Panoz debuts 603-hp GT-EV electric race car at Le Mans
What better place to show off a brand-new race car?
Andrew KrokReviews Editor / Cars
Cars are Andrew's jam, as is strawberry. After spending years as a regular ol' car fanatic, he started working his way through the echelons of the automotive industry, starting out as social-media director of a small European-focused garage outside of Chicago. From there, he moved to the editorial side, penning several written features in Total 911 Magazine before becoming a full-time auto writer, first for a local Chicago outlet and then for CNET Cars.
Don Panoz has been responsible for some interesting cars in the past, from the Panoz Esperante road car to the triangular DeltaWing. Now, his company has unveiled what Panoz calls the "Holy Grail" of racing.
Green4U technologies, of which Panoz is the chairman and co-founder, unveiled its GT-EV race car at the 24 Hours of Le Mans Village ahead of the annual endurance race. Panoz hopes the GT-EV, developed in Georgia, can compete with some of the best internal-combustion race cars on the track.
The GT-EV sports two electric motors putting out up to 603 horsepower at all four wheels, depending on regulations. Its top speed is between 175 and 180 mph, and the whole thing (including the battery pack) weighs between 2,200 and 2,750 pounds, thanks to a carbon fiber chassis. The battery pack is removable for midrace swaps, and in race conditions, a single battery pack should last between 90 and 110 miles.
The look is as wild as the idea behind the car. The driver sits way off to the side of the car in a closed cockpit, giving the car a shape similar to older-school prototype racers. If you think this would look good on the road, too, fear not -- Panoz and his team are developing a road-legal model based on the race car.
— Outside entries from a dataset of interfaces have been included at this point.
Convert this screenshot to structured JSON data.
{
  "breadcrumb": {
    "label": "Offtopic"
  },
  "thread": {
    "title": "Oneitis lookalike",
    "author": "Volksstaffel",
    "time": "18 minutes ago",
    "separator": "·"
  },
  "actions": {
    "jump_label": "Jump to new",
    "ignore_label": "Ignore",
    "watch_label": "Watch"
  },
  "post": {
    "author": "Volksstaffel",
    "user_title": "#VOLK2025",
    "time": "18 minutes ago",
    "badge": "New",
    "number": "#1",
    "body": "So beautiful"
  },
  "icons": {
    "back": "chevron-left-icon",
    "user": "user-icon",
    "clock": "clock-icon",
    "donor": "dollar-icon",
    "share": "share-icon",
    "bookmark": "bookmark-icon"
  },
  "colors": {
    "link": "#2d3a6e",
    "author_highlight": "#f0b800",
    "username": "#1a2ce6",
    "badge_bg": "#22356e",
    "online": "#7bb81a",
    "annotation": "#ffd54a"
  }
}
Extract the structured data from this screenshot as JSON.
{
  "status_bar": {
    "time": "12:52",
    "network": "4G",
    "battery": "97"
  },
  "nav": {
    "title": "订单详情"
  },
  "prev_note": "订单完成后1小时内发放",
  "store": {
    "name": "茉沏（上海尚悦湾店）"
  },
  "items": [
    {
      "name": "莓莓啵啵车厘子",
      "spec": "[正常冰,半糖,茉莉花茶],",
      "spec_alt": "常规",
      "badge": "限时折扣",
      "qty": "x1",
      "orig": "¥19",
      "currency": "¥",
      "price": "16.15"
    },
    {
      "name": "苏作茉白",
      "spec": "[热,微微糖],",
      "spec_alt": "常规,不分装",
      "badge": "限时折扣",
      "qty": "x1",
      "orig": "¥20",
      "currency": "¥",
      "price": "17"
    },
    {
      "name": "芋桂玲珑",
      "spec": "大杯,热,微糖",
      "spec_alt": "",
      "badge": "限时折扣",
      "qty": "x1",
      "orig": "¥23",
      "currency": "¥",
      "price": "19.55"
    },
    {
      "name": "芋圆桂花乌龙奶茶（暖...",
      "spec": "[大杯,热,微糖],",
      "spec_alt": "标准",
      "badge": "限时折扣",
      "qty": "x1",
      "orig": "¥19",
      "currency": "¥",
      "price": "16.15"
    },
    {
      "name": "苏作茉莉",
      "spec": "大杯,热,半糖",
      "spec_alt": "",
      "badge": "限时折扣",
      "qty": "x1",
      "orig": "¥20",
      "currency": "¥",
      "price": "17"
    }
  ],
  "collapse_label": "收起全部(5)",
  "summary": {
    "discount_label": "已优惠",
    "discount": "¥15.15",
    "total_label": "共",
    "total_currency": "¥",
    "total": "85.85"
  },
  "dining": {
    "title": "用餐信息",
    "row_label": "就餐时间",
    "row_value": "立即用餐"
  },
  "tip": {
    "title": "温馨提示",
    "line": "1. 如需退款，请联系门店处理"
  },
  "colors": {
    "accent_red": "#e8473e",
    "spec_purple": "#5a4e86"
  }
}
In the road version, a passenger sits behind the driver, like in a fighter jet.
Other neat little tricks include active aerodynamics that increase slipperiness on straights, which can increase both the top speed as well as overall range. Brake regeneration captures energy otherwise lost to braking to help charge the battery on the fly -- it's an increasingly common feature on road-legal EVs and hybrids, as well.
While the race car is at Le Mans, it won't be racing -- not this year, at least. Panoz hopes that he can bring the GT-EV to Le Mans in the future. If it did go to Le Mans, it would be a "Garage 56" entry, which is a special class reserved for experimental vehicles. The DeltaWing ran in Le Mans under this designation, as well.